Work item:
Reproduce the entries exactly and omit the pictures.

Excerpted records:

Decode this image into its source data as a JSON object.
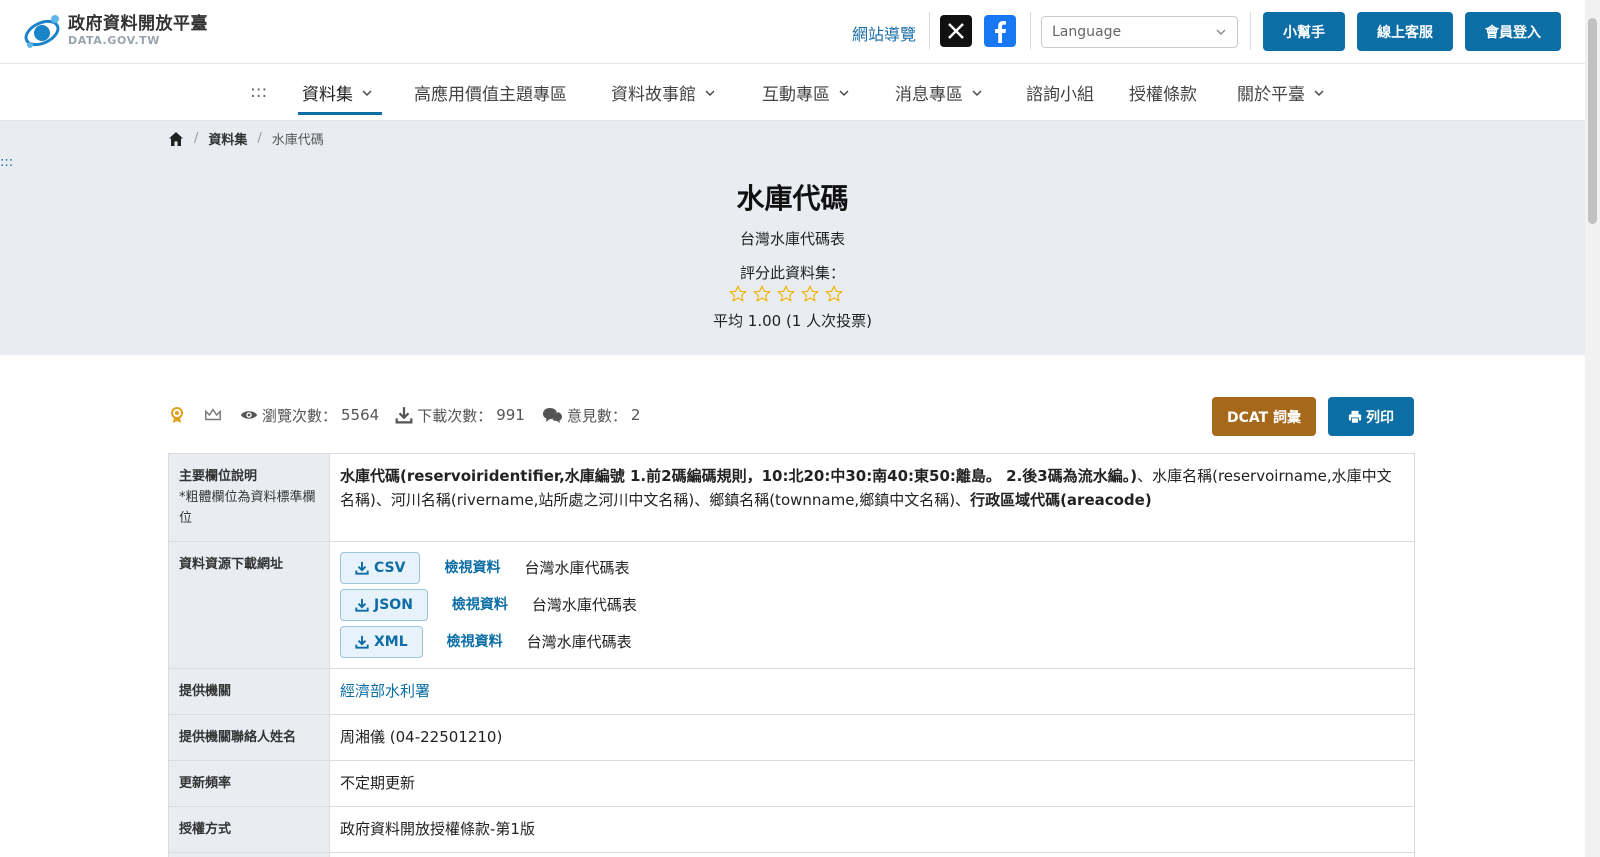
{
  "header": {
    "logo_cn": "政府資料開放平臺",
    "logo_en": "DATA.GOV.TW",
    "site_nav": "網站導覽",
    "language_placeholder": "Language",
    "btn_helper": "小幫手",
    "btn_service": "線上客服",
    "btn_login": "會員登入"
  },
  "nav": {
    "accesskey": ":::",
    "items": [
      {
        "label": "資料集",
        "has_dropdown": true,
        "active": true
      },
      {
        "label": "高應用價值主題專區",
        "has_dropdown": false
      },
      {
        "label": "資料故事館",
        "has_dropdown": true
      },
      {
        "label": "互動專區",
        "has_dropdown": true
      },
      {
        "label": "消息專區",
        "has_dropdown": true
      },
      {
        "label": "諮詢小組",
        "has_dropdown": false
      },
      {
        "label": "授權條款",
        "has_dropdown": false
      },
      {
        "label": "關於平臺",
        "has_dropdown": true
      }
    ]
  },
  "breadcrumb": {
    "home_icon": "home-icon",
    "level1": "資料集",
    "current": "水庫代碼"
  },
  "hero": {
    "accesskey": ":::",
    "title": "水庫代碼",
    "subtitle": "台灣水庫代碼表",
    "rate_label": "評分此資料集：",
    "rating": 0,
    "max_rating": 5,
    "average": "平均 1.00 (1 人次投票)"
  },
  "stats": {
    "views_label": "瀏覽次數：",
    "views": "5564",
    "downloads_label": "下載次數：",
    "downloads": "991",
    "comments_label": "意見數：",
    "comments": "2"
  },
  "actions": {
    "dcat": "DCAT 詞彙",
    "print": "列印"
  },
  "table": {
    "fields_label": "主要欄位說明",
    "fields_note": "*粗體欄位為資料標準欄位",
    "fields_bold1": "水庫代碼(reservoiridentifier,水庫編號 1.前2碼編碼規則，10:北20:中30:南40:東50:離島。 2.後3碼為流水編。)",
    "fields_plain": "、水庫名稱(reservoirname,水庫中文名稱)、河川名稱(rivername,站所處之河川中文名稱)、鄉鎮名稱(townname,鄉鎮中文名稱)、",
    "fields_bold2": "行政區域代碼(areacode)",
    "resources_label": "資料資源下載網址",
    "resources": [
      {
        "format": "CSV",
        "view": "檢視資料",
        "name": "台灣水庫代碼表"
      },
      {
        "format": "JSON",
        "view": "檢視資料",
        "name": "台灣水庫代碼表"
      },
      {
        "format": "XML",
        "view": "檢視資料",
        "name": "台灣水庫代碼表"
      }
    ],
    "agency_label": "提供機關",
    "agency": "經濟部水利署",
    "contact_label": "提供機關聯絡人姓名",
    "contact": "周湘儀 (04-22501210)",
    "frequency_label": "更新頻率",
    "frequency": "不定期更新",
    "license_label": "授權方式",
    "license": "政府資料開放授權條款-第1版"
  },
  "colors": {
    "primary": "#0d6ea6",
    "dcat": "#a6681a",
    "hero_bg": "#e9edf2",
    "star": "#f0b400"
  }
}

Response area:
Decode this image into its source data as a JSON object.
{
  "header": {
    "logo_cn": "政府資料開放平臺",
    "logo_en": "DATA.GOV.TW",
    "site_nav": "網站導覽",
    "language_placeholder": "Language",
    "btn_helper": "小幫手",
    "btn_service": "線上客服",
    "btn_login": "會員登入"
  },
  "nav": {
    "accesskey": ":::",
    "items": [
      {
        "label": "資料集",
        "has_dropdown": true,
        "active": true
      },
      {
        "label": "高應用價值主題專區",
        "has_dropdown": false
      },
      {
        "label": "資料故事館",
        "has_dropdown": true
      },
      {
        "label": "互動專區",
        "has_dropdown": true
      },
      {
        "label": "消息專區",
        "has_dropdown": true
      },
      {
        "label": "諮詢小組",
        "has_dropdown": false
      },
      {
        "label": "授權條款",
        "has_dropdown": false
      },
      {
        "label": "關於平臺",
        "has_dropdown": true
      }
    ]
  },
  "breadcrumb": {
    "home_icon": "home-icon",
    "level1": "資料集",
    "current": "水庫代碼"
  },
  "hero": {
    "accesskey": ":::",
    "title": "水庫代碼",
    "subtitle": "台灣水庫代碼表",
    "rate_label": "評分此資料集：",
    "rating": 0,
    "max_rating": 5,
    "average": "平均 1.00 (1 人次投票)"
  },
  "stats": {
    "views_label": "瀏覽次數：",
    "views": "5564",
    "downloads_label": "下載次數：",
    "downloads": "991",
    "comments_label": "意見數：",
    "comments": "2"
  },
  "actions": {
    "dcat": "DCAT 詞彙",
    "print": "列印"
  },
  "table": {
    "fields_label": "主要欄位說明",
    "fields_note": "*粗體欄位為資料標準欄位",
    "fields_bold1": "水庫代碼(reservoiridentifier,水庫編號 1.前2碼編碼規則，10:北20:中30:南40:東50:離島。 2.後3碼為流水編。)",
    "fields_plain": "、水庫名稱(reservoirname,水庫中文名稱)、河川名稱(rivername,站所處之河川中文名稱)、鄉鎮名稱(townname,鄉鎮中文名稱)、",
    "fields_bold2": "行政區域代碼(areacode)",
    "resources_label": "資料資源下載網址",
    "resources": [
      {
        "format": "CSV",
        "view": "檢視資料",
        "name": "台灣水庫代碼表"
      },
      {
        "format": "JSON",
        "view": "檢視資料",
        "name": "台灣水庫代碼表"
      },
      {
        "format": "XML",
        "view": "檢視資料",
        "name": "台灣水庫代碼表"
      }
    ],
    "agency_label": "提供機關",
    "agency": "經濟部水利署",
    "contact_label": "提供機關聯絡人姓名",
    "contact": "周湘儀 (04-22501210)",
    "frequency_label": "更新頻率",
    "frequency": "不定期更新",
    "license_label": "授權方式",
    "license": "政府資料開放授權條款-第1版"
  },
  "colors": {
    "primary": "#0d6ea6",
    "dcat": "#a6681a",
    "hero_bg": "#e9edf2",
    "star": "#f0b400"
  }
}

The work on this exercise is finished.